CC BY-NC Israel Defence Forces/DG
CE Financial Observer: In the report on our region of Europe, you find that the most important driver of GDP growth in the first half of 2014 will be exports. Do exports underpin the functioning of these economies in general?
Marcin Grela (MG): Yes, the countries of Central and Eastern Europe have small, open economies, which rely more on exports than on domestic demand. This has been the case since the first half of the 90s, and a major factor in the growth of exports was the entry of multinational corporations relocating production from Western Europe. Wages in our region were lower and the geographical location between Germany and – long neglected by corporations – Russia, along with a large group of post-Soviet countries, also played a role.
What does it mean that Germany has become the intermediary of exports from Central and Eastern European countries?
Wojciech Mroczek (WM): This means that Germany primarily uses goods and indirect services from countries in the region, including Poland, in its exports. It is German corporations that dominate trade in the region and organize supply networks. In practice, for Volkswagen to produce a car then belts produced near Wroclaw, among other parts, must appear on its assembly lines. This is a portion of Polish exports to Germany.

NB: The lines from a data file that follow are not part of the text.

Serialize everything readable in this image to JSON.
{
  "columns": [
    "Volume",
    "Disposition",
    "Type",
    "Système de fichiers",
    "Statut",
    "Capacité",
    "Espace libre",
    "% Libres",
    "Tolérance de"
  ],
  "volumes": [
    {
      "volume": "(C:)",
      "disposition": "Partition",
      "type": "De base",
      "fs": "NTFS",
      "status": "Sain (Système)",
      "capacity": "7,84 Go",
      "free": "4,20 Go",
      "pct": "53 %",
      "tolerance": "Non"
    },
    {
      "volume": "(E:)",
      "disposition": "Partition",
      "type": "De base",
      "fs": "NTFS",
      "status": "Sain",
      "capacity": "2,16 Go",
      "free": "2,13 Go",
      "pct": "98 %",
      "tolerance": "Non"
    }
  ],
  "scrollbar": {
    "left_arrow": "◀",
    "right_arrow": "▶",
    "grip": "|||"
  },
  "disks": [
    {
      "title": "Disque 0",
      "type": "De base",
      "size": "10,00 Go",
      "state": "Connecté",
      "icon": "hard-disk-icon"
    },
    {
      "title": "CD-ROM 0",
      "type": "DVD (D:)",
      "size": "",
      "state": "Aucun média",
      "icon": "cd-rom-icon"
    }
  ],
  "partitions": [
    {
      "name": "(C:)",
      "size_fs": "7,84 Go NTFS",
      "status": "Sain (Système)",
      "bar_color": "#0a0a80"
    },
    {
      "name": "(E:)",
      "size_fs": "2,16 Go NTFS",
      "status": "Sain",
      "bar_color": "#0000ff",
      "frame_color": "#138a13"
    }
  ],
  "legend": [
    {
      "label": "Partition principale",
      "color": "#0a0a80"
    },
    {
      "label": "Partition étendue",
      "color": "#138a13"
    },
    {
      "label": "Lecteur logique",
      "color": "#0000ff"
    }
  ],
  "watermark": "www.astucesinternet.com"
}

What are the advantages and drawbacks of Polish exports being dominated by foreign corporations?
MG: Being dependent on the markets for the products these corporations produce can be both an advantage and a disadvantage. If the market for those products is buoyant then our exports gain, if not then they lose. On the other hand, an element of diversification could be important. It is potentially easier for companies that are part of multinational corporations to export to geographically distant markets, thereby decreasing exposure to local market conditions. Yet this is more a theory, in fact the share of non-European markets in our exports remains very small. Our products do not compete on the U.S. or Chinese markets.
WM: You have to take into account that the final products of large corporations are those for which there is the greatest demand. Therefore, the exports of countries that offer the most products of multinational corporations grow the fastest.
The report states that the structure of Polish exports is an anomaly in the region when it comes to Poland’s „continued comparative advantage in little-processed goods such as furniture and furniture parts, and products from wood and cork.” Are we lagging behind?
WM: No. This phenomenon is due primarily to the size of our economy. Perhaps indeed we are also less competitive in attracting corporations. Other countries in the region are more dominated by them. But I would not look at this solely in terms of backwardness. Look at the example of Denmark, where the export of agricultural goods has been cherished for years. This does not stem from the fact that they cannot produce anything else and are simply selling food. This is high-volume agriculture with appropriate marketing to direct the sale of these products. There is likewise nothing anachronistic about the Polish export structure.
We read in the report that „multinationals largely gave the countries of Central and Eastern Europe the role of producing cheap counterparts to products offered by the countries of Western Europe.” So we have a similar export structure to EU15 countries, only we make cheaper things?
WM: Yes. German companies, for example, focused on higher quality products and the greater value-added of exporting them out of Europe to countries with higher demand, whereas cheaper production, which was intended for Western Europe and the former Soviet Union has been moved to Poland and other countries. As a result, we specialize in cheaper and lower quality products.
In the future, will we be producing more expensive, higher-quality products approaching the level of wealthier Western European countries?
WM: I don’t think so. The production of cheaper goods in Poland is the result of corporate policy. Their goal is not for Poland to match the production quality of Germany because generally the products made in Poland or in other countries of the region are destined for other consumers than their German counterparts.
MG: It is worth noting that the greatest gains in the hierarchy of international supply chains are formed at the stage of inventing, marketing, after sales services. Those who are engaged only in production unfortunately earn the least.
Are there some areas in which we could invent, sell and make money?
WM: We should look for such a niche, but remember that, for example, to create the big Japanese brands required decades of state industrial policy. Without consistent policy from the Japanese government Sony would not exist.
What are the practical implications of this – what should we demand of corporations investing in Poland?
WM: We should look at the hierarchy of production chains and find sectors where displacement (the relocation of production) will be difficult, even if you can find another country with even lower costs. I think that a future opening-up of the countries of the former Soviet Union will be a challenge for us because few corporations are active there presently. Once we have production that it is difficult and commercially unviable to move abroad then we can start to think about industrial policy and moving higher up the value chain, but the process takes years.
Interview by Mark Pielach